You are now ready for the Fiberglas application. Mix the first batch of Polyester with the desired color and catalyst, according to manufacturer’s instructions, and brush a heavy coat onto the plaster mold. Let this first layer cure, then brush on a second coat of Polyester and apply your first cover of Fiberglas cloth. On top of this goes another coat of Polyester, then a layer of (Fiberglas) mat. Smooth down each lamination carefully and squeeze out all air bubbles. On top of the mat goes another coat of Polyester and then the final coat of Fiberglas cloth. Cover this last coat with two or three layers of Polyester. Make sure that each coat of the mat and cloth is thoroughly soaked with the plastic and that the Polyester is mixed with the catalyst. If you find that you have excessive high spots on your layer of cloth or mat, let it dry and sand it down before putting on your next lamination. After it is dry, the body is wet-sanded with coarse, Wet Or Dry, sandpaper, progressing gradually to a finer grade paper as you go along. If you use a power tool for wet-sanding be careful not to get an electric shock. This is a very real danger, especially if you stand on a wet floor and use wet hands to hold the tool. Wear rubber gloves, keep the motor dry and ground it.

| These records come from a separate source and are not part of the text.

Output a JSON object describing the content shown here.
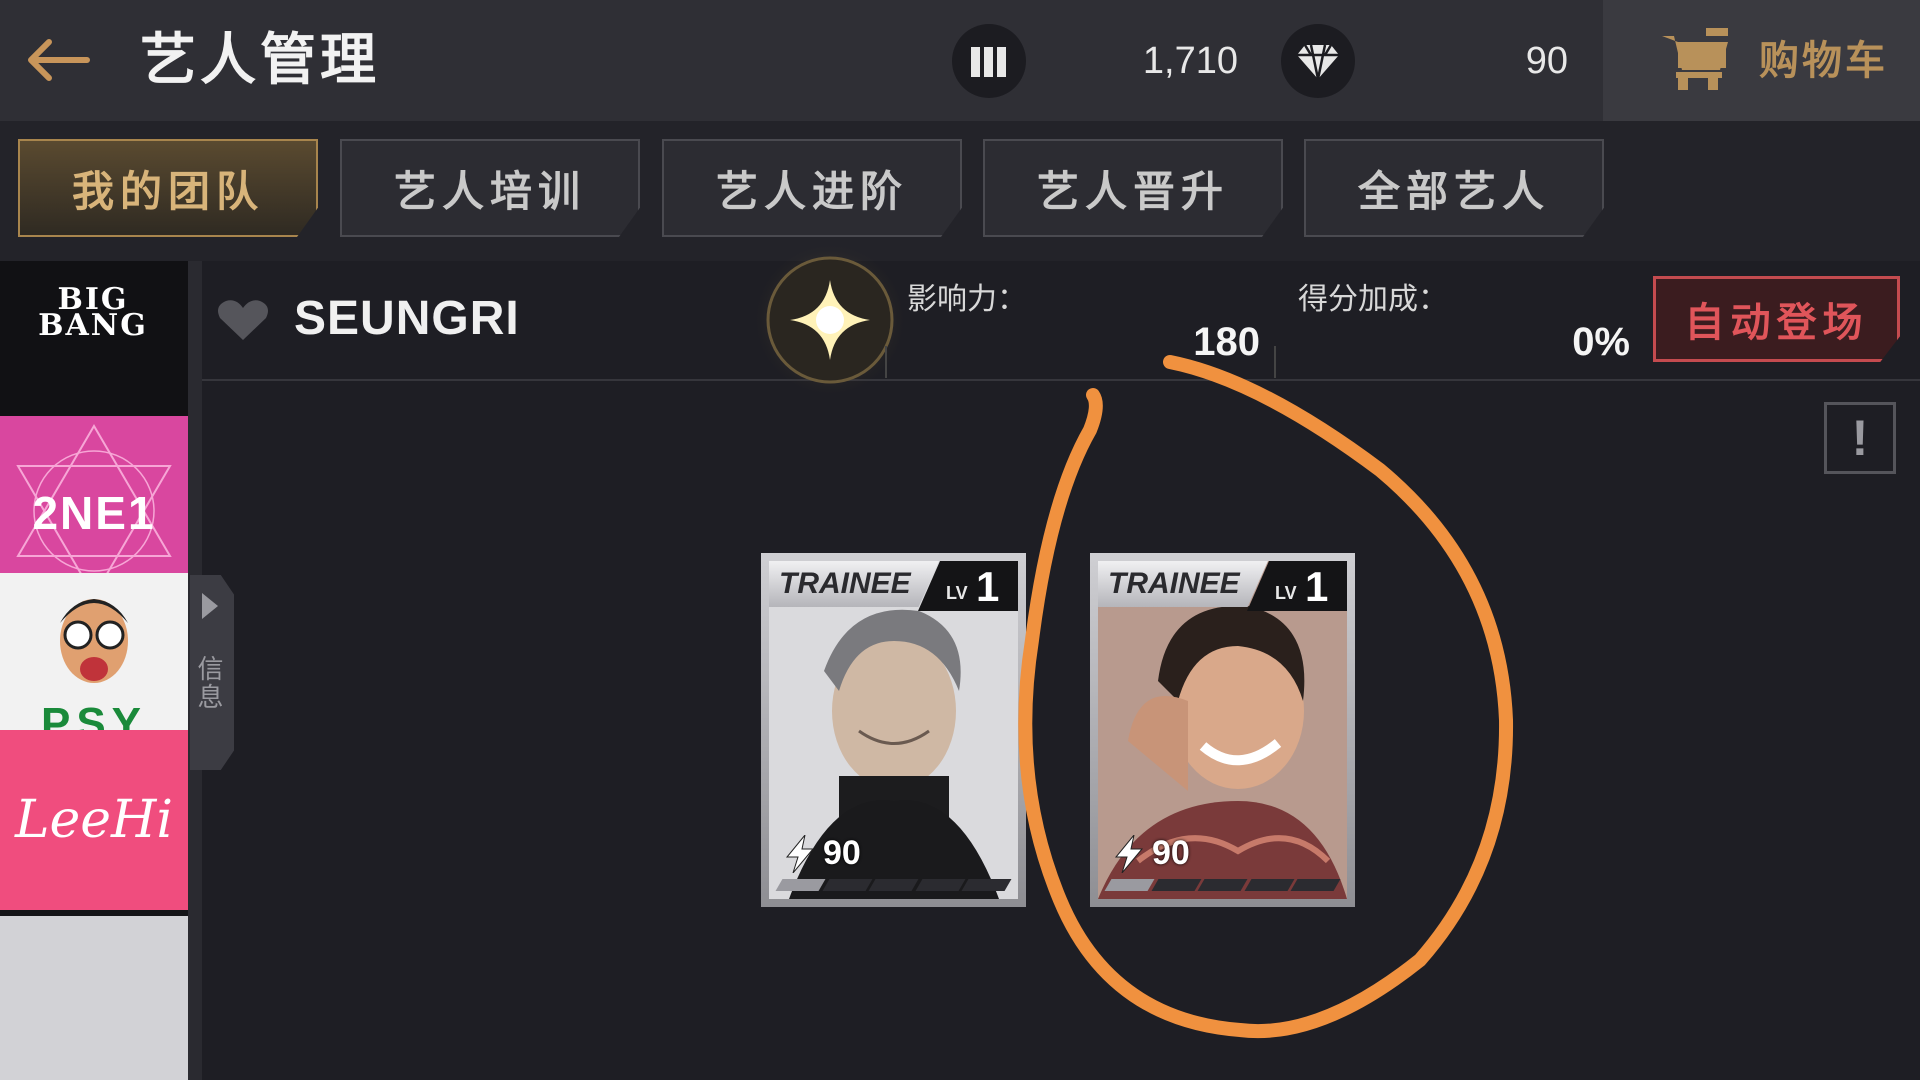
{
  "header": {
    "title": "艺人管理",
    "currency1_value": "1,710",
    "currency2_value": "90",
    "shop_label": "购物车"
  },
  "tabs": [
    {
      "label": "我的团队",
      "active": true
    },
    {
      "label": "艺人培训",
      "active": false
    },
    {
      "label": "艺人进阶",
      "active": false
    },
    {
      "label": "艺人晋升",
      "active": false
    },
    {
      "label": "全部艺人",
      "active": false
    }
  ],
  "groups": [
    {
      "label": "BIG BANG",
      "colors": {
        "bg": "#111114",
        "fg": "#ffffff"
      }
    },
    {
      "label": "2NE1",
      "colors": {
        "bg": "#d9479f",
        "fg": "#ffffff"
      }
    },
    {
      "label": "PSY",
      "colors": {
        "bg": "#f2f2f2",
        "fg": "#1a8a3a"
      }
    },
    {
      "label": "LeeHi",
      "colors": {
        "bg": "#f04d7e",
        "fg": "#ffffff"
      }
    }
  ],
  "drawer": {
    "label": "信息"
  },
  "artist": {
    "name": "SEUNGRI",
    "influence_label": "影响力：",
    "influence_value": "180",
    "score_bonus_label": "得分加成：",
    "score_bonus_value": "0%",
    "auto_button": "自动登场"
  },
  "cards": [
    {
      "tag": "TRAINEE",
      "lv_label": "LV",
      "level": "1",
      "power": "90",
      "bar_filled_segments": 1,
      "bar_total_segments": 5
    },
    {
      "tag": "TRAINEE",
      "lv_label": "LV",
      "level": "1",
      "power": "90",
      "bar_filled_segments": 1,
      "bar_total_segments": 5
    }
  ],
  "colors": {
    "accent_gold": "#b8915a",
    "danger_red": "#e0555a",
    "annotation_orange": "#f0913f"
  },
  "icons": {
    "back": "arrow-left-icon",
    "currency1": "bars-icon",
    "currency2": "diamond-icon",
    "shop": "cart-icon",
    "heart": "heart-icon",
    "influence": "star-glow-icon",
    "info": "exclamation-icon",
    "power": "lightning-icon"
  }
}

You are now ready to remove the body from the mold. Trim all around the bottom edges with a hacksaw and lift up the body. Cut out all the openings for lights, exhaust, hood, etc., and fix up edges and rough spots with additional applications of Polyester, as required.
All lights and switches were bought at auto accessory stores. The windshield is cut from a sheet of Plexiglas. The speedometer comes from a bicycle, its five-inch wheel running off the transmission shaft.
The 1-1/2 hp motor is mounted on a steel plate, welded to the bottom of the chassis to allow it to sit lower. The complete steering assembly and front axle is taken from a model T Ford and cut to the proper size. The gas lever on the steering column becomes the gear shift lever, the old spark lever turns on the lights. The starter, from a ’41 Pontiac, was bought at a junk yard. A piece of 2×2-1/2-in. tool steel, with a hole drilled for an oil bushing, holds the shaft containing the gear and 2-in. belt pulley. The drawings show this arrangement. The battery is placed to the rear of the seat; it has to be charged only about once every two months.
The rear axle is from a junked 3-wheel motor scooter, cut down to” 30 inches, but still retaining the drum brakes. Our transmission frame was built up by welding strips of 1-1/4-in. strap iron together. Welded to the transmission frame is 5/16-in. iron pipe, cut to 1-in. length to allow the idler pulley arms to move freely. The two transmission gears are taken from a Maytag wringer, but any other type of gear, if it is the correct size, will work. Pulleys and gears are held to the shaft with steel cotter pins. Also on the frame is a bicycle sprocket, welded onto an iron bushing and slipped on the back shaft. The same type of sprocket is used on the rear axle. A 6-in. motorcycle sprocket bolts onto the left rear wheel to hold the heavier chain used because of the gear reduction. See drawings for the installation. The transmission diagram shows the arrangement of the forward and reverse drive. The rear wheel brake drums can be activated by the separate brake pedal and also by stepping off the accelerator, which action applies the brakes automatically.
The seat is made of plywood with a 1-in. raised frame all around. This was filled with rubberized hog hair and a thin layer of foam rubber. Seat covers, floor carpeting, horn, and other accessories add the final touch.
If you would like to correspond with the builder of this car, write to John Micklitsch, 112 S. Johnson St., Bluffton, Ind.